When a line in the entries contains the word "duplicate", copy that line in full.

(DATA SUPPLIED begins)

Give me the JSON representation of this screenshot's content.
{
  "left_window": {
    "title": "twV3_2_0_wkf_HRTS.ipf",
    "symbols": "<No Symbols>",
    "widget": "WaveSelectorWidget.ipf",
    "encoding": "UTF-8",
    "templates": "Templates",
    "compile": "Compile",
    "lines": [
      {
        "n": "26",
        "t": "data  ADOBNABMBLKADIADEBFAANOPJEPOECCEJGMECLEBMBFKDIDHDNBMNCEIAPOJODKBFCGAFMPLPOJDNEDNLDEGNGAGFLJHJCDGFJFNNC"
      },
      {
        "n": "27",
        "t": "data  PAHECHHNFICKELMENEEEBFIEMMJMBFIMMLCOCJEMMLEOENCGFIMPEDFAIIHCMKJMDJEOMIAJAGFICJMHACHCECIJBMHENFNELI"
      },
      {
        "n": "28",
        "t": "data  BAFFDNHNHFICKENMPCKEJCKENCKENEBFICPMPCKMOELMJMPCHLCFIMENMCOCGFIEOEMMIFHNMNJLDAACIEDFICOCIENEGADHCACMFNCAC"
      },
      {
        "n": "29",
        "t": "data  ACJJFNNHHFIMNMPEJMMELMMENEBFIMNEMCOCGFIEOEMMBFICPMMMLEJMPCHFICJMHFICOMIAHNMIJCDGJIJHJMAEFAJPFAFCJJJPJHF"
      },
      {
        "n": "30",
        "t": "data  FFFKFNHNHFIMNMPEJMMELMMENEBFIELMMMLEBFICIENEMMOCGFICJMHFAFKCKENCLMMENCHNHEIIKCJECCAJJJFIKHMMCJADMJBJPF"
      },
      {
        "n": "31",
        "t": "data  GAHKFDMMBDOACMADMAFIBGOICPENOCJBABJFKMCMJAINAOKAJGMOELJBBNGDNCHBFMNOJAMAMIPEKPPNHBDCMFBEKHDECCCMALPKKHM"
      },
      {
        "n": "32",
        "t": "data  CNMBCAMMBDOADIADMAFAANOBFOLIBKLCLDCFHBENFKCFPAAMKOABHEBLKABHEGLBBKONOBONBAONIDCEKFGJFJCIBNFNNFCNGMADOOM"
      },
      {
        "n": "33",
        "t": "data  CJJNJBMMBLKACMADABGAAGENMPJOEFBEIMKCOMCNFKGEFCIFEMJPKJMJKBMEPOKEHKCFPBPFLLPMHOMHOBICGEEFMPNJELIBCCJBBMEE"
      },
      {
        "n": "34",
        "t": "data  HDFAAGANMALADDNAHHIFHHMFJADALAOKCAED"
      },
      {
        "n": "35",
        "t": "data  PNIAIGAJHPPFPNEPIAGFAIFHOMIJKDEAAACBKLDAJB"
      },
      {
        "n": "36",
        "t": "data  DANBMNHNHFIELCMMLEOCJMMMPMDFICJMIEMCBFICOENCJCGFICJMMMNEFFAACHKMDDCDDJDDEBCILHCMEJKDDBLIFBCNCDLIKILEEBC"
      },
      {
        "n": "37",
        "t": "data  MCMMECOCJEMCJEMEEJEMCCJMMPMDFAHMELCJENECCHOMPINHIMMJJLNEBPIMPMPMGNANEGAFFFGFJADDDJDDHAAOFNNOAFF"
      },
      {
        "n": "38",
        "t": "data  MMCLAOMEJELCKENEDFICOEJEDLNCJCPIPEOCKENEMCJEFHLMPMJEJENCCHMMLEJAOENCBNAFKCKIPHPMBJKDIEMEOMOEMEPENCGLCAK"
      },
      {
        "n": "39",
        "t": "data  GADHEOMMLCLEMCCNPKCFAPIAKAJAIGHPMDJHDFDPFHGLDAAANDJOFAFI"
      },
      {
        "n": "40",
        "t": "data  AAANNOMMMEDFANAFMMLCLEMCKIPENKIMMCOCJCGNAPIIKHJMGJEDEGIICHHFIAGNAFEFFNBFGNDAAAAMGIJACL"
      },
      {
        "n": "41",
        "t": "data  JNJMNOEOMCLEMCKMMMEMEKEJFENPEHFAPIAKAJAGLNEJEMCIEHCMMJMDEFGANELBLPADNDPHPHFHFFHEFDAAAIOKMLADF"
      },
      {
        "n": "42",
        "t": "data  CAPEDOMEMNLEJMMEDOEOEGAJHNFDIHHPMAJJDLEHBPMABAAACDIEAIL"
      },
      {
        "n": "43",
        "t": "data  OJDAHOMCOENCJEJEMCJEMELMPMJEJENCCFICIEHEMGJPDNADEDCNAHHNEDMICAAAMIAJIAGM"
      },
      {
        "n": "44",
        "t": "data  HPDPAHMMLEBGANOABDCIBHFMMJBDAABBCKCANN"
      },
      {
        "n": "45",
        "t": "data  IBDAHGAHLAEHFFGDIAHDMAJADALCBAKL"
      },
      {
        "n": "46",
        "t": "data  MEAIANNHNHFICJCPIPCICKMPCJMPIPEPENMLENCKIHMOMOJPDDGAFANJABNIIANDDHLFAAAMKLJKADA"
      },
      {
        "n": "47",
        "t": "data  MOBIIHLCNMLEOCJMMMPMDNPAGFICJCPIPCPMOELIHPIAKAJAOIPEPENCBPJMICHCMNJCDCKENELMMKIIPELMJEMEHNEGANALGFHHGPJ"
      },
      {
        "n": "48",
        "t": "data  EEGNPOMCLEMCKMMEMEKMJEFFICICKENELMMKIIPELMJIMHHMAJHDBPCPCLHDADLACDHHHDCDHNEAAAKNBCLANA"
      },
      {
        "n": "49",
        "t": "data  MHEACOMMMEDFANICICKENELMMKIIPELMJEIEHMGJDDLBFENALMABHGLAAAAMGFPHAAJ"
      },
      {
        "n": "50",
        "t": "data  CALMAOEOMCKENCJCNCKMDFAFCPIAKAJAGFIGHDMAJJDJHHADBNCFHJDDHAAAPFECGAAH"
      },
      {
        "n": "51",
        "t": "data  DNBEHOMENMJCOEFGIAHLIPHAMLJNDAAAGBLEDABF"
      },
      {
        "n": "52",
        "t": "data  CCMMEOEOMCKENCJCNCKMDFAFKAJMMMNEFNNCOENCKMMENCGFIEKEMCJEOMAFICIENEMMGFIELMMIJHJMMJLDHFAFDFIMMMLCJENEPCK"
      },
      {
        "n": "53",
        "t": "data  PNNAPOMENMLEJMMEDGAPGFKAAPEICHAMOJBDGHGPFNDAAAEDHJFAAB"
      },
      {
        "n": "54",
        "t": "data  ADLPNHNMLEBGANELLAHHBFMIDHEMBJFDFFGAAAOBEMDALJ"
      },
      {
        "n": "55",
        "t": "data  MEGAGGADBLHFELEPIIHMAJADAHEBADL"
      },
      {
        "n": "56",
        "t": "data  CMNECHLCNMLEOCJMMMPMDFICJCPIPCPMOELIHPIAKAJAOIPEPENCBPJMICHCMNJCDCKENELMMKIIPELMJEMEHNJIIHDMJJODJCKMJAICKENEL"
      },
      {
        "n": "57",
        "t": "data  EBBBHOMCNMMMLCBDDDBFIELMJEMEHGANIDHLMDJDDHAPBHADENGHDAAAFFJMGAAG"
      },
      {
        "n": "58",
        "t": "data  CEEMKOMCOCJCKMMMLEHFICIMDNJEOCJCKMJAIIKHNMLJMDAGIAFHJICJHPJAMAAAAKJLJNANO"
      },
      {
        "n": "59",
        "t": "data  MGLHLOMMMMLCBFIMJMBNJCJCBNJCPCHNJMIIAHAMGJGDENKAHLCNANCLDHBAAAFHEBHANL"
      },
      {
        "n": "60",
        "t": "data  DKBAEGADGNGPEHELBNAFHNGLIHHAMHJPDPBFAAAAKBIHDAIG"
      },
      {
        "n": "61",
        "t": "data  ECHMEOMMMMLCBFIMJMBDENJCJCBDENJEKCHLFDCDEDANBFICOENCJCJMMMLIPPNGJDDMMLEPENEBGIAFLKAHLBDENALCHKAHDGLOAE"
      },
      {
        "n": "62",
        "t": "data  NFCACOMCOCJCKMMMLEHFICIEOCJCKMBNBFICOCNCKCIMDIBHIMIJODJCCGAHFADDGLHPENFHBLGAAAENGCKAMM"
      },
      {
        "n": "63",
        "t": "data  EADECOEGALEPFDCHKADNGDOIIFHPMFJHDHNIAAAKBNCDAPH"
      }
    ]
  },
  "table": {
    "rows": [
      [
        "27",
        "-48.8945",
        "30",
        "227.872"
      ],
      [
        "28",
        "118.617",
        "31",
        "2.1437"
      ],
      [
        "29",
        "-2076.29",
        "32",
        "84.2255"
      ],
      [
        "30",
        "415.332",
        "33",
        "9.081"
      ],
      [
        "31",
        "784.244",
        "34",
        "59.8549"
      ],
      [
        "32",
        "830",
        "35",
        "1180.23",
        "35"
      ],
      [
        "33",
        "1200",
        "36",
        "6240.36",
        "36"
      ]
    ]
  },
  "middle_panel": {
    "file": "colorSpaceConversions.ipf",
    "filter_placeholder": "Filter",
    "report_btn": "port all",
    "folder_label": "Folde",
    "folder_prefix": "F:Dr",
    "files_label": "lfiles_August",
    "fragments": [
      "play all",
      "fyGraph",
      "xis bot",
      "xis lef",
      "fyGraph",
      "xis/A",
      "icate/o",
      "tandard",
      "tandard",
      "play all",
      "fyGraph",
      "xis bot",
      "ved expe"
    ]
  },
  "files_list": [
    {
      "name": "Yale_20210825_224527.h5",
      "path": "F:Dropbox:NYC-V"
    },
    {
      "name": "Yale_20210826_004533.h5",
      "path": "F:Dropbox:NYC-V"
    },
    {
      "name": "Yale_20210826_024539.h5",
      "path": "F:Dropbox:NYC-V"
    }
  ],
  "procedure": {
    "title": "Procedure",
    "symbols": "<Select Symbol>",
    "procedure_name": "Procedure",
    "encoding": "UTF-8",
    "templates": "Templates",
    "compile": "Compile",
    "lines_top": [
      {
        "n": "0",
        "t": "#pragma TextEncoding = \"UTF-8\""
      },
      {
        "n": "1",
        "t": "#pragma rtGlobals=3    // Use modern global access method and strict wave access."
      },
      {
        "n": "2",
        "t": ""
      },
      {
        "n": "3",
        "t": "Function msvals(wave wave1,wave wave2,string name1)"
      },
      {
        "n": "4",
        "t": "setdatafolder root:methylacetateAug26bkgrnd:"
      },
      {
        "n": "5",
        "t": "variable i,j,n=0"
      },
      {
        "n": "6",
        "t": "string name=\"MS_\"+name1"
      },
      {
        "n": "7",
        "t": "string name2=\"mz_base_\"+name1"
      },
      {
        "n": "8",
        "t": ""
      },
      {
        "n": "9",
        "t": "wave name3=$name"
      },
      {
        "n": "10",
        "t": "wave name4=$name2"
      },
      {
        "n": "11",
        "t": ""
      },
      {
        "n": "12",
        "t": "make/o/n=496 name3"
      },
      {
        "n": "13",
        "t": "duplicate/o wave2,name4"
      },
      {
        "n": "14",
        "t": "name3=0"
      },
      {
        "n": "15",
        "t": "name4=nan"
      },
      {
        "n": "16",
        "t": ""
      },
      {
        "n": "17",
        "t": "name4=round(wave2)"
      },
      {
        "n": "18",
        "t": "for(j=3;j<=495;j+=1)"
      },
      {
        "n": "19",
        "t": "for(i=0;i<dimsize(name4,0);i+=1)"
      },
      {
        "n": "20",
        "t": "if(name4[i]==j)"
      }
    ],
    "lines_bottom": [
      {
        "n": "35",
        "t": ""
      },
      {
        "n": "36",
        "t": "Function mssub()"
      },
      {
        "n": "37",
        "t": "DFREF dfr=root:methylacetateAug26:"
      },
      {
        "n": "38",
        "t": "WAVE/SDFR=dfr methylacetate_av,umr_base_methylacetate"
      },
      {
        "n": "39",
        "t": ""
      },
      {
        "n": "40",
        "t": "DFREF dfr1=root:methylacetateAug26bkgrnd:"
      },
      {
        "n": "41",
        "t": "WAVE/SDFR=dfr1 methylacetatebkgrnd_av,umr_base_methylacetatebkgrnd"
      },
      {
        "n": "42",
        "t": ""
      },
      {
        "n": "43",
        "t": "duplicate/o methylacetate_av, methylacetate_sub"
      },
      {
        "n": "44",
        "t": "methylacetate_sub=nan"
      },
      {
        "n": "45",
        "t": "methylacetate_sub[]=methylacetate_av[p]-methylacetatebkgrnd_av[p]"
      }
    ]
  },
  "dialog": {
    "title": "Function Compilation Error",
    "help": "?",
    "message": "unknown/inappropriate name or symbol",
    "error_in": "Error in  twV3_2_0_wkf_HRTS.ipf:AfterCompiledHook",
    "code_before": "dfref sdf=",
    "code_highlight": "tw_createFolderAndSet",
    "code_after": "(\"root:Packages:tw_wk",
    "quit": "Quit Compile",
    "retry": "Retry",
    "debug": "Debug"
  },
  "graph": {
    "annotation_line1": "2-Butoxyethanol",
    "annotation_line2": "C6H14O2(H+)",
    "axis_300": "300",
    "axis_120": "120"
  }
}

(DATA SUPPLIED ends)

REPLY.
        "t": "duplicate/o wave2,name4"
        "t": "duplicate/o methylacetate_av, methylacetate_sub"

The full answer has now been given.